Dataset rows for apps and sites
::::::::

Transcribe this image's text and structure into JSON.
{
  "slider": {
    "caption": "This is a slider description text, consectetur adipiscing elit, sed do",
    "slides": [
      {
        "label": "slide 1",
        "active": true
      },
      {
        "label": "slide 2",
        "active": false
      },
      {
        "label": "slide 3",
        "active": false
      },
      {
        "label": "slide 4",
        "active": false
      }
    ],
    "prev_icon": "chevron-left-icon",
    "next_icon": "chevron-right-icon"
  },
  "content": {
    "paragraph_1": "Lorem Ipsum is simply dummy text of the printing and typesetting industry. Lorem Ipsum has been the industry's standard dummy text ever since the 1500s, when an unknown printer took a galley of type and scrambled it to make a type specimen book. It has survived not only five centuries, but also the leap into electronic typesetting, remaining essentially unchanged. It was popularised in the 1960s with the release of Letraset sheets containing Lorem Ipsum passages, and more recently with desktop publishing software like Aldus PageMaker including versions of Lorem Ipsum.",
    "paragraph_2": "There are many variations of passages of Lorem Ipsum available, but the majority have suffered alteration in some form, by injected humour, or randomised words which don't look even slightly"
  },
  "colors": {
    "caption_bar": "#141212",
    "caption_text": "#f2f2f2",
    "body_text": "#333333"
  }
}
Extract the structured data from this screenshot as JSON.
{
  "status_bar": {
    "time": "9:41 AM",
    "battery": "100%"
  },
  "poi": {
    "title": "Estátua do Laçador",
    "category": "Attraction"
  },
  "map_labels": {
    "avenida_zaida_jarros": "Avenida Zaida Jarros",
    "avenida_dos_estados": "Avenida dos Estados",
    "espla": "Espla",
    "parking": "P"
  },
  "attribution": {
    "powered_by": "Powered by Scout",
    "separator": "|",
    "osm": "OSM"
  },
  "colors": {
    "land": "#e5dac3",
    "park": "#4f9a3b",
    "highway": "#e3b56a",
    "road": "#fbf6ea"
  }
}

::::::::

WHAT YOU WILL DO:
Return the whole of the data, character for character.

TASK RESULT:
Transcribe this image's text and structure into JSON.
{
  "slider": {
    "caption": "This is a slider description text, consectetur adipiscing elit, sed do",
    "slides": [
      {
        "label": "slide 1",
        "active": true
      },
      {
        "label": "slide 2",
        "active": false
      },
      {
        "label": "slide 3",
        "active": false
      },
      {
        "label": "slide 4",
        "active": false
      }
    ],
    "prev_icon": "chevron-left-icon",
    "next_icon": "chevron-right-icon"
  },
  "content": {
    "paragraph_1": "Lorem Ipsum is simply dummy text of the printing and typesetting industry. Lorem Ipsum has been the industry's standard dummy text ever since the 1500s, when an unknown printer took a galley of type and scrambled it to make a type specimen book. It has survived not only five centuries, but also the leap into electronic typesetting, remaining essentially unchanged. It was popularised in the 1960s with the release of Letraset sheets containing Lorem Ipsum passages, and more recently with desktop publishing software like Aldus PageMaker including versions of Lorem Ipsum.",
    "paragraph_2": "There are many variations of passages of Lorem Ipsum available, but the majority have suffered alteration in some form, by injected humour, or randomised words which don't look even slightly"
  },
  "colors": {
    "caption_bar": "#141212",
    "caption_text": "#f2f2f2",
    "body_text": "#333333"
  }
}
Extract the structured data from this screenshot as JSON.
{
  "status_bar": {
    "time": "9:41 AM",
    "battery": "100%"
  },
  "poi": {
    "title": "Estátua do Laçador",
    "category": "Attraction"
  },
  "map_labels": {
    "avenida_zaida_jarros": "Avenida Zaida Jarros",
    "avenida_dos_estados": "Avenida dos Estados",
    "espla": "Espla",
    "parking": "P"
  },
  "attribution": {
    "powered_by": "Powered by Scout",
    "separator": "|",
    "osm": "OSM"
  },
  "colors": {
    "land": "#e5dac3",
    "park": "#4f9a3b",
    "highway": "#e3b56a",
    "road": "#fbf6ea"
  }
}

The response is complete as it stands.